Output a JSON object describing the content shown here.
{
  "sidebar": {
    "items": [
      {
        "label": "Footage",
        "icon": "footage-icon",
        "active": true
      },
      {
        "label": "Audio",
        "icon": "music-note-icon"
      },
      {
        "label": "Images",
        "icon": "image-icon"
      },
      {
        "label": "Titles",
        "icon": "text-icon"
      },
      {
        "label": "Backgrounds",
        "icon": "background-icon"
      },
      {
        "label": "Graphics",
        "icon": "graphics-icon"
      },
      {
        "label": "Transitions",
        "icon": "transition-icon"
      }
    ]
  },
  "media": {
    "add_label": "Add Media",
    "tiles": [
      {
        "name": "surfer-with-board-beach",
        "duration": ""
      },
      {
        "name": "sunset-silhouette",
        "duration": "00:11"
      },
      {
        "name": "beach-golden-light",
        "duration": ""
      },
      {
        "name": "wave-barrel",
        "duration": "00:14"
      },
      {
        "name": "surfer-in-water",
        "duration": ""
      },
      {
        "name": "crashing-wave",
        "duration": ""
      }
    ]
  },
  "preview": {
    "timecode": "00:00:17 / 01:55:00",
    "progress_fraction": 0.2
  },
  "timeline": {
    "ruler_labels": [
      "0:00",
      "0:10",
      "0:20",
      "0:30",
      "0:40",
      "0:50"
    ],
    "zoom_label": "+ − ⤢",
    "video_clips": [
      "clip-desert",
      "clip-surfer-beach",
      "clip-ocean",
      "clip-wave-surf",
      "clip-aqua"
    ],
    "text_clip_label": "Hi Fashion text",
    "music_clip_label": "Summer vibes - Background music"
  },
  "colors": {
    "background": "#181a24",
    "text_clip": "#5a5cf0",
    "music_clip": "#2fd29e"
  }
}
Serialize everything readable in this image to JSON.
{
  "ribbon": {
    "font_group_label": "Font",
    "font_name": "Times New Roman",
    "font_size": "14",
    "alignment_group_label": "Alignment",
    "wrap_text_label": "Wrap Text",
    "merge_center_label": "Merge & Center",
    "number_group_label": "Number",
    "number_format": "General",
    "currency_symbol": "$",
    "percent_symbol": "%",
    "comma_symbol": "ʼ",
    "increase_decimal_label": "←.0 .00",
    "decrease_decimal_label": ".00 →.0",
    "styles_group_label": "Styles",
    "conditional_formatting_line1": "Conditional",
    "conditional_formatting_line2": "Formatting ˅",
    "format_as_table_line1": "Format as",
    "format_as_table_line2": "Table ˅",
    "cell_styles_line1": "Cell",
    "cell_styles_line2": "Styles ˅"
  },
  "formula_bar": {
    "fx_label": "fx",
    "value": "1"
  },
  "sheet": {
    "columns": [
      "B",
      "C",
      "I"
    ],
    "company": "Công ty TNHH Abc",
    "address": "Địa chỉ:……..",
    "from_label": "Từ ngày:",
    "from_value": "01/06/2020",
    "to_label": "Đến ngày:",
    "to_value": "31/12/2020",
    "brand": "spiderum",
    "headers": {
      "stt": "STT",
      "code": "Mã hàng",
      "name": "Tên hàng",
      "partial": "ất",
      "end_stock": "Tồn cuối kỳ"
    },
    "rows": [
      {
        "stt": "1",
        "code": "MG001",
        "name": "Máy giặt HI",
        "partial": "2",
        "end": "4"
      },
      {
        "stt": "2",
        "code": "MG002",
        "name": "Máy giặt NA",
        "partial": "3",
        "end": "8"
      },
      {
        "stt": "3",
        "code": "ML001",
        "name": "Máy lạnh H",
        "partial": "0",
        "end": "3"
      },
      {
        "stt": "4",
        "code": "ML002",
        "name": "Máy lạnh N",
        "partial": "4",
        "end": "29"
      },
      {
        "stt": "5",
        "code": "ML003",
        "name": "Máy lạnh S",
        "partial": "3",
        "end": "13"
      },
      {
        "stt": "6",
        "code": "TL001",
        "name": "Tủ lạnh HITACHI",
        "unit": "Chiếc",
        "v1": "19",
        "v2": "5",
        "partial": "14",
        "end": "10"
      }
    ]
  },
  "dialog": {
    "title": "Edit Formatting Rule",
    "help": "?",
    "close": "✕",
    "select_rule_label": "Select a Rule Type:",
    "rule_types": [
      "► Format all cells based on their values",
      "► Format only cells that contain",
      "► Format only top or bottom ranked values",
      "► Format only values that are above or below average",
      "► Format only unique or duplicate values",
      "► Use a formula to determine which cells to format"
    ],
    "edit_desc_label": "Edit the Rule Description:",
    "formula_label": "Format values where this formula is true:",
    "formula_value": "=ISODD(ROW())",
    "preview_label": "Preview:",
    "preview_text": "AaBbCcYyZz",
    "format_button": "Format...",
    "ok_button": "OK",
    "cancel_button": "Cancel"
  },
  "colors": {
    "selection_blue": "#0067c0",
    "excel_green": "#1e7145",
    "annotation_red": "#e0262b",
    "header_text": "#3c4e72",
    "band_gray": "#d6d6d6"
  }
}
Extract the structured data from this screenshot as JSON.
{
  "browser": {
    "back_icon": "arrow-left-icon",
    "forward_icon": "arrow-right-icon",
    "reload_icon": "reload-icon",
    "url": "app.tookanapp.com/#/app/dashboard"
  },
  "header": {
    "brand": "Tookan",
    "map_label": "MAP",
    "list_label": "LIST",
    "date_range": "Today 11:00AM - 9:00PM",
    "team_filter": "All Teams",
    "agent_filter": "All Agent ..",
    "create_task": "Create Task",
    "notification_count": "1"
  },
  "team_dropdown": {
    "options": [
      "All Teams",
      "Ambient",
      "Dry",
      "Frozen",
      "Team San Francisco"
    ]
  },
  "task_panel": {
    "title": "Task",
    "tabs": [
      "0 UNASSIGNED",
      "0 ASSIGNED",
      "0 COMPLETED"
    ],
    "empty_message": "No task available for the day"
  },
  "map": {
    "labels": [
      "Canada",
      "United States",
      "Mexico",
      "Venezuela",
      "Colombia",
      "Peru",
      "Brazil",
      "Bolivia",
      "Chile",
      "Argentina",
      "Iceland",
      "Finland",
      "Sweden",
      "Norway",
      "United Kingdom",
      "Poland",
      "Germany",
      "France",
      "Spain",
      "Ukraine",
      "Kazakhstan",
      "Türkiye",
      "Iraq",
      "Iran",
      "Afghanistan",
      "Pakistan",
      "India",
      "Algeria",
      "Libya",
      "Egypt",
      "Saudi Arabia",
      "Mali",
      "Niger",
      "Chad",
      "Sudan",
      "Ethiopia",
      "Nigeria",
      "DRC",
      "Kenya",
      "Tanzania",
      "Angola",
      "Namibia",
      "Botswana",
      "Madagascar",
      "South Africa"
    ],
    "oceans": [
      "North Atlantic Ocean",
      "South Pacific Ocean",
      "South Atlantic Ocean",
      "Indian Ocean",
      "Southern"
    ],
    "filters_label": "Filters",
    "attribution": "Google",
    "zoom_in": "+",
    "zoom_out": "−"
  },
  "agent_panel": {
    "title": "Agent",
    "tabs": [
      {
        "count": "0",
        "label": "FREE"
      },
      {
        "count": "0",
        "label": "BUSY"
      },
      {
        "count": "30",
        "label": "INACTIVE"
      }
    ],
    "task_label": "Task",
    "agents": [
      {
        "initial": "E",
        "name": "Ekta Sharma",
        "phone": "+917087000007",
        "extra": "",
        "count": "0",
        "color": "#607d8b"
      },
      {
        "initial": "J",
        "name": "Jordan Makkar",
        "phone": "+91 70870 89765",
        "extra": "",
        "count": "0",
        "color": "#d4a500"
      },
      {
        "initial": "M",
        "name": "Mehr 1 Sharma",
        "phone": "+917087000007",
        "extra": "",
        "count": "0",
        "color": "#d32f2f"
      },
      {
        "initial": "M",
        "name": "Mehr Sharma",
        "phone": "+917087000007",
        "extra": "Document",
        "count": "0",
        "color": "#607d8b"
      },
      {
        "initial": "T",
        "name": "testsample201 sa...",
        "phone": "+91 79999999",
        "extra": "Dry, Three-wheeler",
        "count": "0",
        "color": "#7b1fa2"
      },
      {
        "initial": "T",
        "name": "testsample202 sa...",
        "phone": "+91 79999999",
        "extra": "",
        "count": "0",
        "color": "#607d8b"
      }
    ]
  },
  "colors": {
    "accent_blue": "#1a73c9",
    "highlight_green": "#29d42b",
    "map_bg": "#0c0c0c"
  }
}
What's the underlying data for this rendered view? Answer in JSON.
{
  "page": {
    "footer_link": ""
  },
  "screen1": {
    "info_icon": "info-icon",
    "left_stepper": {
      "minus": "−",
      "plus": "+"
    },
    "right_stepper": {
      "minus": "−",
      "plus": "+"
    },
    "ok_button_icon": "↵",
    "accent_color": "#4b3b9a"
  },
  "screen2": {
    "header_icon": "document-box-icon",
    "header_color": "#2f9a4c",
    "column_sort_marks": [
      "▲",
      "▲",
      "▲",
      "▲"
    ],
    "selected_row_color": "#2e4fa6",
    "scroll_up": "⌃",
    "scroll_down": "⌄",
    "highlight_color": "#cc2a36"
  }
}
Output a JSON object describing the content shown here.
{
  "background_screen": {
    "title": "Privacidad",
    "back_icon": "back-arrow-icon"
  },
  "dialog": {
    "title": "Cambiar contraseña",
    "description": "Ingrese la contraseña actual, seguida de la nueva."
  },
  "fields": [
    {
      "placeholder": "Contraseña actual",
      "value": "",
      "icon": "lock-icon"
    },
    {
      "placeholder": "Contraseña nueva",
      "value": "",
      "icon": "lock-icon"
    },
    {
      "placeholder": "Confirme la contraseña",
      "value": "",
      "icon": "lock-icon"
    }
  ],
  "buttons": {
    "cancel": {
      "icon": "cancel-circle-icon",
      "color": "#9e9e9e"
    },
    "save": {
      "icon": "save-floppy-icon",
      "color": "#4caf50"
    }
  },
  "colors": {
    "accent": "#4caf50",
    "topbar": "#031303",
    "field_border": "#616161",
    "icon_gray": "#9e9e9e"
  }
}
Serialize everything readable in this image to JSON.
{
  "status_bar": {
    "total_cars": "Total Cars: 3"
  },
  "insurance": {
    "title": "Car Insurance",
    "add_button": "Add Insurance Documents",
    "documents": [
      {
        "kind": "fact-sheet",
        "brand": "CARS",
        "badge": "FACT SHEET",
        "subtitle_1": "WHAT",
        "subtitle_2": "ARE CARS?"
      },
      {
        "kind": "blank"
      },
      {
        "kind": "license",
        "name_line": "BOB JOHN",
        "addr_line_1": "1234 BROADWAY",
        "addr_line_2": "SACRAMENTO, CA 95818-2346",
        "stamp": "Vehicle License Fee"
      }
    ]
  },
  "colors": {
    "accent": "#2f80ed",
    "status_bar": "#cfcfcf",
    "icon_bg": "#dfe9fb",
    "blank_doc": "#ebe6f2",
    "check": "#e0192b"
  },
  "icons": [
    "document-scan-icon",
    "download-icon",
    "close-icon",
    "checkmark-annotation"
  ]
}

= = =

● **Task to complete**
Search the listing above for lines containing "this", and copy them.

● **Response**
Serialize everything readable in this image to JSON.
    "formula_label": "Format values where this formula is true:",
Extract the structured data from this screenshot as JSON.
What's the underlying data for this rendered view? Answer in JSON.
Serialize everything readable in this image to JSON.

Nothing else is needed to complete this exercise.